Recently, the local CBS affiliate WFMY News 2, interviewed me about what hashtags would be big this year. I pointed out that jumping on the ‘hot’ hashtags may seem like the right thing to do, but more often than not, your message will get lost in the noise of everyone else hoping to get heard or smarmy marketers peddling things not even related to the hashtags they are hijacking.
Though this interview was mainly focused on Twitter – hashtags are used on social networks Twitter, Facebook, Instagram, Google+, Vine and Pinterest and I wanted to give a little more detail and clear a few things up.
Wondering what the hell a hashtag is? Well, the easiest way to explain it is this; with a hashtag you can create, find, and join in online conversations using social networking sites that support hashtags. Whether you create your own unique hashtag, use an existing one or are simply focusing on keywords in your social updates, hashtags play a huge role in sorting and spreading information.

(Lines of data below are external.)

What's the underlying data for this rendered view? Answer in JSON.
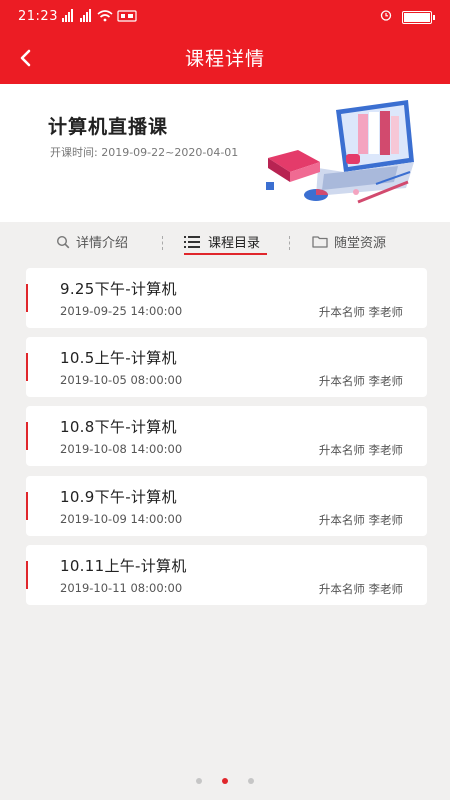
{
  "status_bar": {
    "time": "21:23",
    "signal": "5G 4G",
    "wifi": "Wi-Fi",
    "icons": [
      "alarm-icon",
      "battery-icon"
    ]
  },
  "header": {
    "title": "课程详情",
    "back_icon": "chevron-left-icon"
  },
  "course": {
    "title": "计算机直播课",
    "date_label": "开课时间:",
    "date_range": "2019-09-22~2020-04-01"
  },
  "tabs": [
    {
      "label": "详情介绍",
      "icon": "search-icon",
      "active": false
    },
    {
      "label": "课程目录",
      "icon": "list-icon",
      "active": true
    },
    {
      "label": "随堂资源",
      "icon": "folder-icon",
      "active": false
    }
  ],
  "lessons": [
    {
      "title": "9.25下午-计算机",
      "time": "2019-09-25 14:00:00",
      "teacher": "升本名师 李老师"
    },
    {
      "title": "10.5上午-计算机",
      "time": "2019-10-05 08:00:00",
      "teacher": "升本名师 李老师"
    },
    {
      "title": "10.8下午-计算机",
      "time": "2019-10-08 14:00:00",
      "teacher": "升本名师 李老师"
    },
    {
      "title": "10.9下午-计算机",
      "time": "2019-10-09 14:00:00",
      "teacher": "升本名师 李老师"
    },
    {
      "title": "10.11上午-计算机",
      "time": "2019-10-11 08:00:00",
      "teacher": "升本名师 李老师"
    }
  ],
  "pager": {
    "total": 3,
    "active_index": 1
  },
  "colors": {
    "primary": "#ec1c24",
    "accent": "#e0262b",
    "background": "#f1f0ef"
  }
}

From social events to community causes, hashtags help users searching or creating information related to specific topics, industries, locations, webinars, keywords, events, products, protests, conferences, T.V. shows and newscasts, movies, political events, chats . . . you get the idea now?
Examples of hashtags:
Location based hashtags: #NOLA, #TriadNC, #GSOnc, #Chi, #GSO, #DGSO
Evergreen examples of conference hashtags: #SXSW, #SocialFresh, #SMMWorld, #userconf
keywords based on industry: #SoMe, #PR, #FinancialAdvisors, #HR
T.V. show hashtags: #WalkingDead, #ParksandRec, #Scandal
Twitter chat hashtags: #MobileChat, #MediaChat
There are many more hashtag examples (both good and bad) out there.
Here are a few great posts you may find helpful:
- Why Industry Hashtags #FAIL
- When Good Hashtags Go Bad
- Hashtags Gone Wrong: 6 Examples of Unfortunate Hashtag Choices
- 8 Hijacked Hashtags Gone Horribly Wrong (or Right)
- 13 Epic Twitter Fails By Big Brands
- The 7 Types of Hashtag Abusers
- The Anatomy of a Branded Hashtag Hijacking
- Hashtag hijacks: When corporate PR and social media staff get Twitter all wrong
- Hashtag Hijacks: When Twitter Bites Back
- Are You Writing Your Hashtags Correctly?
- Do You Use Spaces When You Hashtag a Phrase?
Do’s and don’ts for using hashtags:
Do be brief – with the ideal tweet consisting of only 100 characters, you don’t want to use them all up with a painfully long hashtag that will be difficult to remember or leave no room for a link or photo.
Do be relevant and research! research! research! – when creating hashtags make sure you’ve done your research before implementing that new hashtag as part of your social media campaign. Seriously. . . search. Also – be careful if you see a product of yours trending on twitter – it may not be what you think.
Do be specific – not only can being specific help your hashtag, so too can using capitalization. How you ask? Well, I’ll share an example from Sabotage Times from a post Chris wrote on the funniest hashtag hash ups : #hobbitch vs. #hobbitCH. You see how that helps? Now, it’s still the same search – but visually the reader isn’t as likely to get confused.
Don’t use too many – seriously don’t make every word a hashtag and don’t add fifty hashtags to your next post . . . no one likes a #hashtagdouchebag
Don’t hijack – Just because you see a trending hashtag doesn’t mean it’s a good idea to start shoveling your sales message. Seriously stop that shit.
Don’t use spaces – do we really need to go over this? It’s 2015. Don’t use spaces or else it will break the link.
How do you recommend using hashtags?